Copy the entries exactly. Leave out any pictures.

── INFORMATION GIVEN ──

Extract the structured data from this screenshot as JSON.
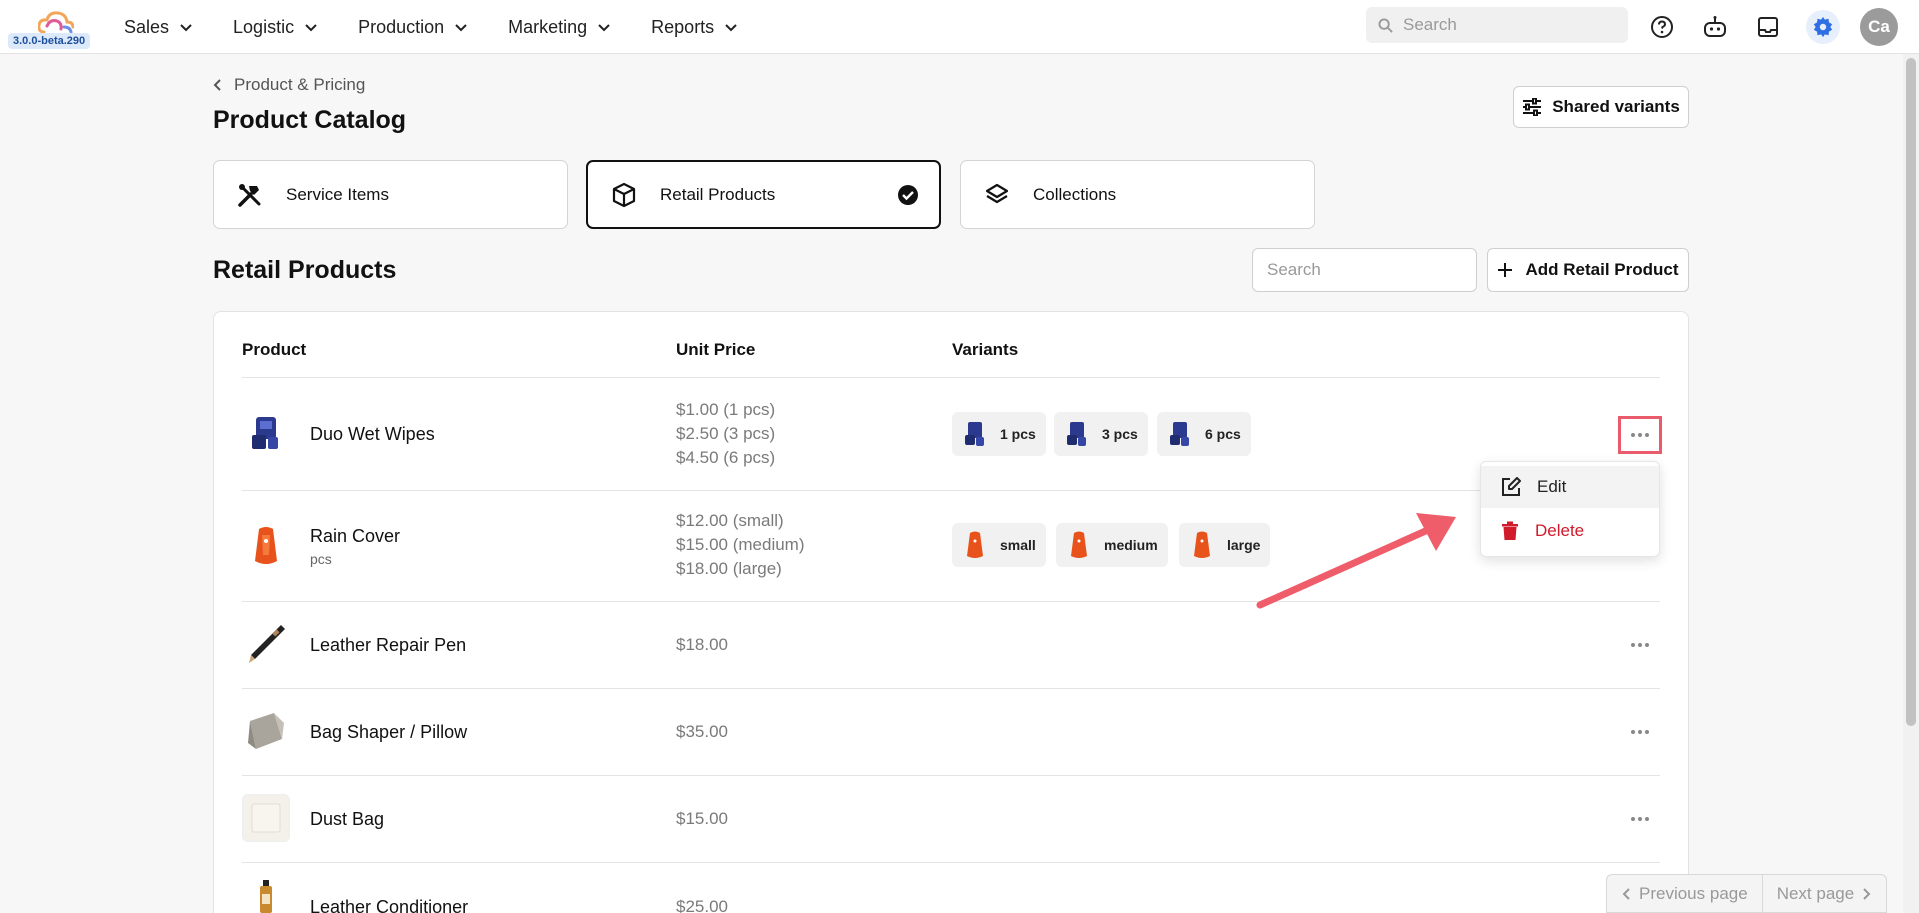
{
  "app": {
    "version": "3.0.0-beta.290",
    "brand_colors": [
      "#f2a65a",
      "#e05b9a",
      "#6b8fe8"
    ]
  },
  "nav": {
    "items": [
      {
        "label": "Sales"
      },
      {
        "label": "Logistic"
      },
      {
        "label": "Production"
      },
      {
        "label": "Marketing"
      },
      {
        "label": "Reports"
      }
    ]
  },
  "topbar": {
    "search_placeholder": "Search",
    "icons": [
      "help-icon",
      "bot-icon",
      "inbox-icon",
      "settings-icon"
    ],
    "avatar_initials": "Ca"
  },
  "header": {
    "breadcrumb": "Product & Pricing",
    "title": "Product Catalog",
    "shared_variants_label": "Shared variants"
  },
  "types": [
    {
      "label": "Service Items",
      "icon": "tools-icon",
      "active": false
    },
    {
      "label": "Retail Products",
      "icon": "box-icon",
      "active": true
    },
    {
      "label": "Collections",
      "icon": "layers-icon",
      "active": false
    }
  ],
  "list": {
    "title": "Retail Products",
    "search_placeholder": "Search",
    "add_label": "Add Retail Product",
    "columns": [
      "Product",
      "Unit Price",
      "Variants"
    ]
  },
  "rows": [
    {
      "name": "Duo Wet Wipes",
      "unit": "",
      "prices": [
        "$1.00 (1 pcs)",
        "$2.50 (3 pcs)",
        "$4.50 (6 pcs)"
      ],
      "variants": [
        "1 pcs",
        "3 pcs",
        "6 pcs"
      ]
    },
    {
      "name": "Rain Cover",
      "unit": "pcs",
      "prices": [
        "$12.00 (small)",
        "$15.00 (medium)",
        "$18.00 (large)"
      ],
      "variants": [
        "small",
        "medium",
        "large"
      ]
    },
    {
      "name": "Leather Repair Pen",
      "unit": "",
      "prices": [
        "$18.00"
      ],
      "variants": []
    },
    {
      "name": "Bag Shaper / Pillow",
      "unit": "",
      "prices": [
        "$35.00"
      ],
      "variants": []
    },
    {
      "name": "Dust Bag",
      "unit": "",
      "prices": [
        "$15.00"
      ],
      "variants": []
    },
    {
      "name": "Leather Conditioner",
      "unit": "",
      "prices": [
        "$25.00"
      ],
      "variants": []
    }
  ],
  "row_menu": {
    "edit_label": "Edit",
    "delete_label": "Delete"
  },
  "pager": {
    "prev_label": "Previous page",
    "next_label": "Next page"
  },
  "colors": {
    "accent_blue": "#2f6fe4",
    "danger": "#d11a2a",
    "highlight": "#e95a6a"
  }
}
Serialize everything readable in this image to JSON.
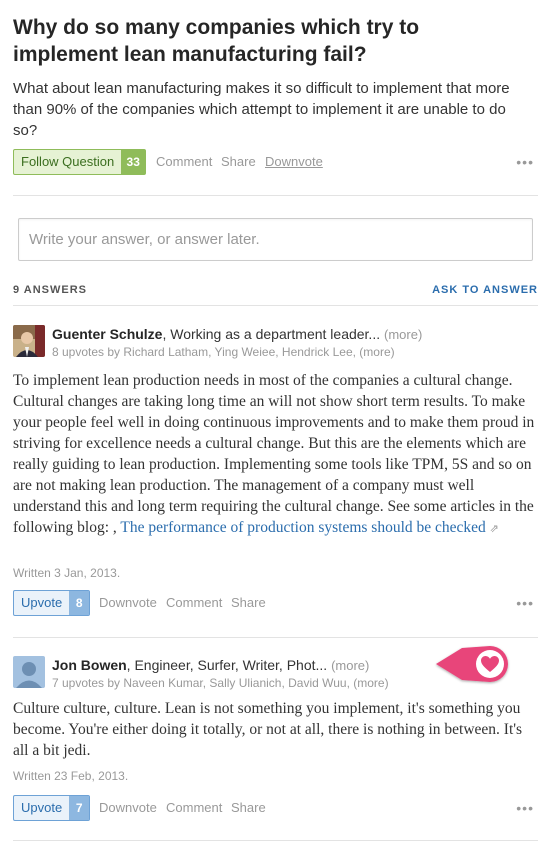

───

**YOUR RESPONSE:**
Extract the structured data from this screenshot as JSON.
{
  "app": {
    "version": "3.0.0-beta.290",
    "brand_colors": [
      "#f2a65a",
      "#e05b9a",
      "#6b8fe8"
    ]
  },
  "nav": {
    "items": [
      {
        "label": "Sales"
      },
      {
        "label": "Logistic"
      },
      {
        "label": "Production"
      },
      {
        "label": "Marketing"
      },
      {
        "label": "Reports"
      }
    ]
  },
  "topbar": {
    "search_placeholder": "Search",
    "icons": [
      "help-icon",
      "bot-icon",
      "inbox-icon",
      "settings-icon"
    ],
    "avatar_initials": "Ca"
  },
  "header": {
    "breadcrumb": "Product & Pricing",
    "title": "Product Catalog",
    "shared_variants_label": "Shared variants"
  },
  "types": [
    {
      "label": "Service Items",
      "icon": "tools-icon",
      "active": false
    },
    {
      "label": "Retail Products",
      "icon": "box-icon",
      "active": true
    },
    {
      "label": "Collections",
      "icon": "layers-icon",
      "active": false
    }
  ],
  "list": {
    "title": "Retail Products",
    "search_placeholder": "Search",
    "add_label": "Add Retail Product",
    "columns": [
      "Product",
      "Unit Price",
      "Variants"
    ]
  },
  "rows": [
    {
      "name": "Duo Wet Wipes",
      "unit": "",
      "prices": [
        "$1.00 (1 pcs)",
        "$2.50 (3 pcs)",
        "$4.50 (6 pcs)"
      ],
      "variants": [
        "1 pcs",
        "3 pcs",
        "6 pcs"
      ]
    },
    {
      "name": "Rain Cover",
      "unit": "pcs",
      "prices": [
        "$12.00 (small)",
        "$15.00 (medium)",
        "$18.00 (large)"
      ],
      "variants": [
        "small",
        "medium",
        "large"
      ]
    },
    {
      "name": "Leather Repair Pen",
      "unit": "",
      "prices": [
        "$18.00"
      ],
      "variants": []
    },
    {
      "name": "Bag Shaper / Pillow",
      "unit": "",
      "prices": [
        "$35.00"
      ],
      "variants": []
    },
    {
      "name": "Dust Bag",
      "unit": "",
      "prices": [
        "$15.00"
      ],
      "variants": []
    },
    {
      "name": "Leather Conditioner",
      "unit": "",
      "prices": [
        "$25.00"
      ],
      "variants": []
    }
  ],
  "row_menu": {
    "edit_label": "Edit",
    "delete_label": "Delete"
  },
  "pager": {
    "prev_label": "Previous page",
    "next_label": "Next page"
  },
  "colors": {
    "accent_blue": "#2f6fe4",
    "danger": "#d11a2a",
    "highlight": "#e95a6a"
  }
}
Serialize everything readable in this image to JSON.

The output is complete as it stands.